A drug currently used to treat high blood pressure and heart failure has been found to reduce the symptoms of multiple sclerosis in mice. The discovery that amiloride can reduce the degeneration of nerve tissue in mice suggests it could have a therapeutic potential for people who have MS. However, despite the positive findings, the researchers warn that clinical trials in people, to test the drug’s full potential, are crucial before it is given as a treatment for the disease.
The research led by Professor Lars Fugger of the Medical Research Council Human Immunology Unit and Department of Clinical Neurology at Oxford University is published in Nature Medicine. Professor Fugger said:
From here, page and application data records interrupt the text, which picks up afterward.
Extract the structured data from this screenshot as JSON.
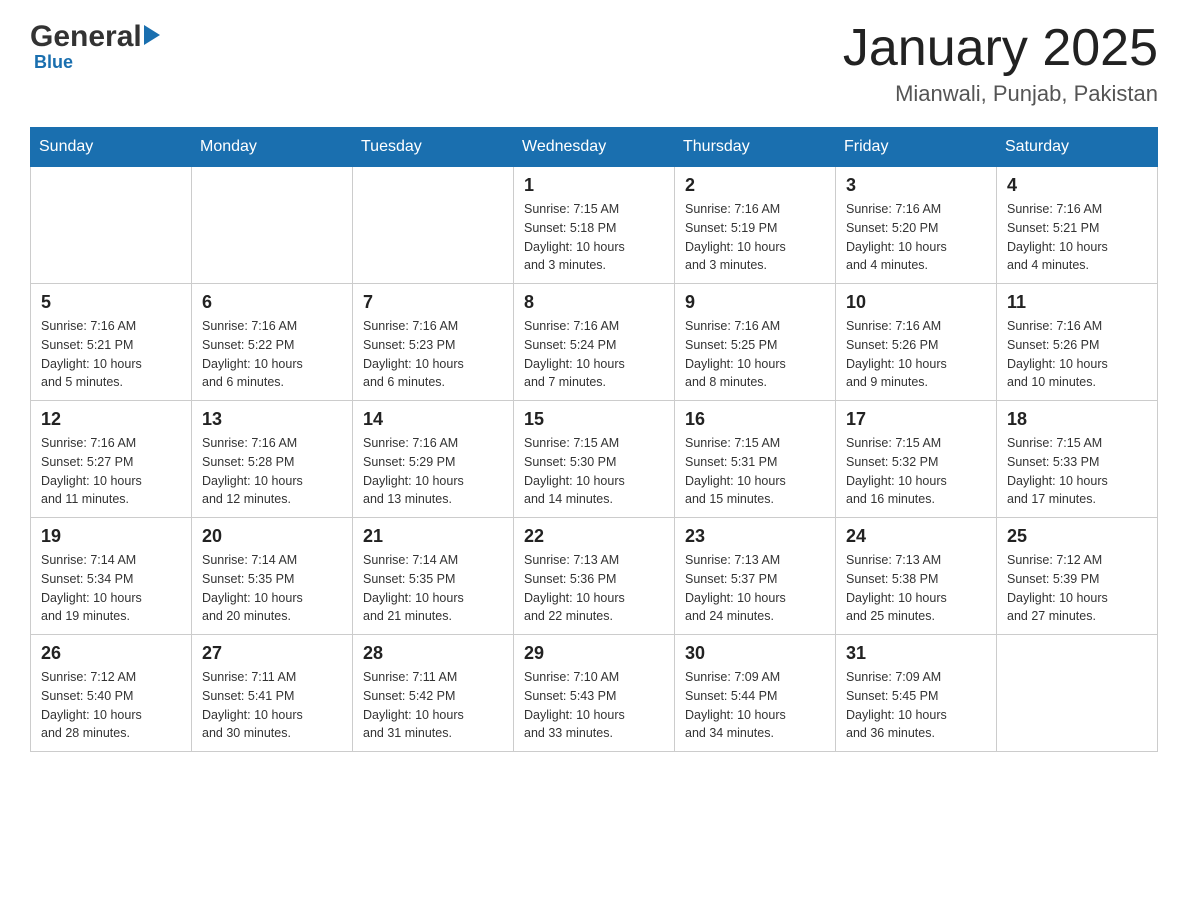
{
  "header": {
    "logo_general": "General",
    "logo_blue": "Blue",
    "month_title": "January 2025",
    "location": "Mianwali, Punjab, Pakistan"
  },
  "days_of_week": [
    "Sunday",
    "Monday",
    "Tuesday",
    "Wednesday",
    "Thursday",
    "Friday",
    "Saturday"
  ],
  "weeks": [
    [
      {
        "day": "",
        "info": ""
      },
      {
        "day": "",
        "info": ""
      },
      {
        "day": "",
        "info": ""
      },
      {
        "day": "1",
        "info": "Sunrise: 7:15 AM\nSunset: 5:18 PM\nDaylight: 10 hours\nand 3 minutes."
      },
      {
        "day": "2",
        "info": "Sunrise: 7:16 AM\nSunset: 5:19 PM\nDaylight: 10 hours\nand 3 minutes."
      },
      {
        "day": "3",
        "info": "Sunrise: 7:16 AM\nSunset: 5:20 PM\nDaylight: 10 hours\nand 4 minutes."
      },
      {
        "day": "4",
        "info": "Sunrise: 7:16 AM\nSunset: 5:21 PM\nDaylight: 10 hours\nand 4 minutes."
      }
    ],
    [
      {
        "day": "5",
        "info": "Sunrise: 7:16 AM\nSunset: 5:21 PM\nDaylight: 10 hours\nand 5 minutes."
      },
      {
        "day": "6",
        "info": "Sunrise: 7:16 AM\nSunset: 5:22 PM\nDaylight: 10 hours\nand 6 minutes."
      },
      {
        "day": "7",
        "info": "Sunrise: 7:16 AM\nSunset: 5:23 PM\nDaylight: 10 hours\nand 6 minutes."
      },
      {
        "day": "8",
        "info": "Sunrise: 7:16 AM\nSunset: 5:24 PM\nDaylight: 10 hours\nand 7 minutes."
      },
      {
        "day": "9",
        "info": "Sunrise: 7:16 AM\nSunset: 5:25 PM\nDaylight: 10 hours\nand 8 minutes."
      },
      {
        "day": "10",
        "info": "Sunrise: 7:16 AM\nSunset: 5:26 PM\nDaylight: 10 hours\nand 9 minutes."
      },
      {
        "day": "11",
        "info": "Sunrise: 7:16 AM\nSunset: 5:26 PM\nDaylight: 10 hours\nand 10 minutes."
      }
    ],
    [
      {
        "day": "12",
        "info": "Sunrise: 7:16 AM\nSunset: 5:27 PM\nDaylight: 10 hours\nand 11 minutes."
      },
      {
        "day": "13",
        "info": "Sunrise: 7:16 AM\nSunset: 5:28 PM\nDaylight: 10 hours\nand 12 minutes."
      },
      {
        "day": "14",
        "info": "Sunrise: 7:16 AM\nSunset: 5:29 PM\nDaylight: 10 hours\nand 13 minutes."
      },
      {
        "day": "15",
        "info": "Sunrise: 7:15 AM\nSunset: 5:30 PM\nDaylight: 10 hours\nand 14 minutes."
      },
      {
        "day": "16",
        "info": "Sunrise: 7:15 AM\nSunset: 5:31 PM\nDaylight: 10 hours\nand 15 minutes."
      },
      {
        "day": "17",
        "info": "Sunrise: 7:15 AM\nSunset: 5:32 PM\nDaylight: 10 hours\nand 16 minutes."
      },
      {
        "day": "18",
        "info": "Sunrise: 7:15 AM\nSunset: 5:33 PM\nDaylight: 10 hours\nand 17 minutes."
      }
    ],
    [
      {
        "day": "19",
        "info": "Sunrise: 7:14 AM\nSunset: 5:34 PM\nDaylight: 10 hours\nand 19 minutes."
      },
      {
        "day": "20",
        "info": "Sunrise: 7:14 AM\nSunset: 5:35 PM\nDaylight: 10 hours\nand 20 minutes."
      },
      {
        "day": "21",
        "info": "Sunrise: 7:14 AM\nSunset: 5:35 PM\nDaylight: 10 hours\nand 21 minutes."
      },
      {
        "day": "22",
        "info": "Sunrise: 7:13 AM\nSunset: 5:36 PM\nDaylight: 10 hours\nand 22 minutes."
      },
      {
        "day": "23",
        "info": "Sunrise: 7:13 AM\nSunset: 5:37 PM\nDaylight: 10 hours\nand 24 minutes."
      },
      {
        "day": "24",
        "info": "Sunrise: 7:13 AM\nSunset: 5:38 PM\nDaylight: 10 hours\nand 25 minutes."
      },
      {
        "day": "25",
        "info": "Sunrise: 7:12 AM\nSunset: 5:39 PM\nDaylight: 10 hours\nand 27 minutes."
      }
    ],
    [
      {
        "day": "26",
        "info": "Sunrise: 7:12 AM\nSunset: 5:40 PM\nDaylight: 10 hours\nand 28 minutes."
      },
      {
        "day": "27",
        "info": "Sunrise: 7:11 AM\nSunset: 5:41 PM\nDaylight: 10 hours\nand 30 minutes."
      },
      {
        "day": "28",
        "info": "Sunrise: 7:11 AM\nSunset: 5:42 PM\nDaylight: 10 hours\nand 31 minutes."
      },
      {
        "day": "29",
        "info": "Sunrise: 7:10 AM\nSunset: 5:43 PM\nDaylight: 10 hours\nand 33 minutes."
      },
      {
        "day": "30",
        "info": "Sunrise: 7:09 AM\nSunset: 5:44 PM\nDaylight: 10 hours\nand 34 minutes."
      },
      {
        "day": "31",
        "info": "Sunrise: 7:09 AM\nSunset: 5:45 PM\nDaylight: 10 hours\nand 36 minutes."
      },
      {
        "day": "",
        "info": ""
      }
    ]
  ]
}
"This drug [amiloride] is already licensed for another purpose. Looking for new ways to use established drugs is usually cheaper than starting the discovery process from scratch, we’ve had a really positive result."
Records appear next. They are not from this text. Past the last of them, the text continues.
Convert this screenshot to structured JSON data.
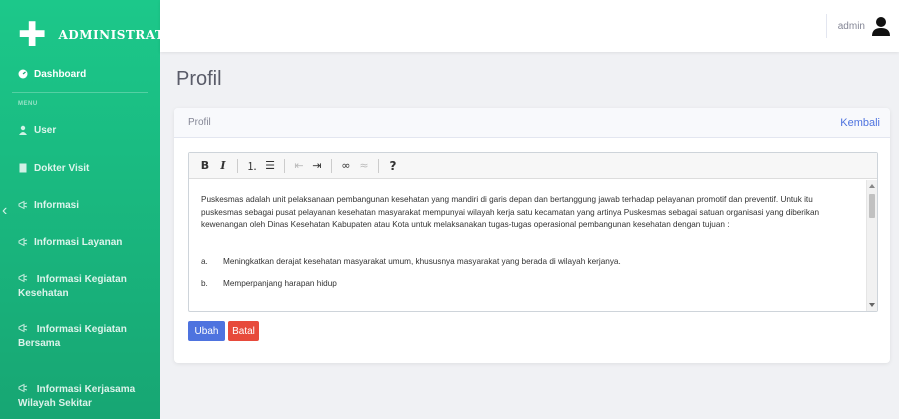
{
  "sidebar": {
    "brand": "ADMINISTRATOR",
    "dashboard": "Dashboard",
    "menu_heading": "MENU",
    "items": [
      {
        "label": "User",
        "icon": "user-icon"
      },
      {
        "label": "Dokter Visit",
        "icon": "file-icon"
      },
      {
        "label": "Informasi",
        "icon": "megaphone-icon"
      },
      {
        "label": "Informasi Layanan",
        "icon": "megaphone-icon"
      },
      {
        "label": "Informasi Kegiatan Kesehatan",
        "icon": "megaphone-icon"
      },
      {
        "label": "Informasi Kegiatan Bersama",
        "icon": "megaphone-icon"
      },
      {
        "label": "Informasi Kerjasama Wilayah Sekitar",
        "icon": "megaphone-icon"
      }
    ]
  },
  "topbar": {
    "user_name": "admin"
  },
  "page": {
    "title": "Profil",
    "card_title": "Profil",
    "back_label": "Kembali"
  },
  "editor": {
    "paragraph": "Puskesmas adalah unit pelaksanaan pembangunan kesehatan yang mandiri di garis depan dan bertanggung jawab terhadap pelayanan promotif dan preventif. Untuk itu puskesmas sebagai pusat pelayanan kesehatan masyarakat mempunyai wilayah kerja satu kecamatan yang artinya Puskesmas sebagai satuan organisasi yang diberikan kewenangan oleh Dinas Kesehatan Kabupaten atau Kota untuk melaksanakan tugas-tugas operasional pembangunan kesehatan dengan tujuan :",
    "list": [
      {
        "num": "a.",
        "text": "Meningkatkan derajat kesehatan masyarakat umum, khususnya masyarakat yang berada di wilayah kerjanya."
      },
      {
        "num": "b.",
        "text": "Memperpanjang harapan hidup"
      }
    ]
  },
  "buttons": {
    "save": "Ubah",
    "cancel": "Batal"
  },
  "colors": {
    "sidebar": "#1cc88a",
    "primary": "#4e73df",
    "danger": "#e74a3b"
  }
}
The search for therapeutic potential began with studies of the role of a channel called ASIC1 that creates an opening in the cell membrane. ASIC1 works by sensing acid levels around the cell and lets sodium and calcium molecules into cells. This process is an important part of the process of sensing pain and touch. Using mice with a condition that mimics some aspects of the human form of multiple sclerosis the scientists found that the ASIC1 channel also contributes to degeneration of the axon, the long stem of the nerve. When the channel remains open, sodium and calcium can flood into the cell in higher than normal proportions.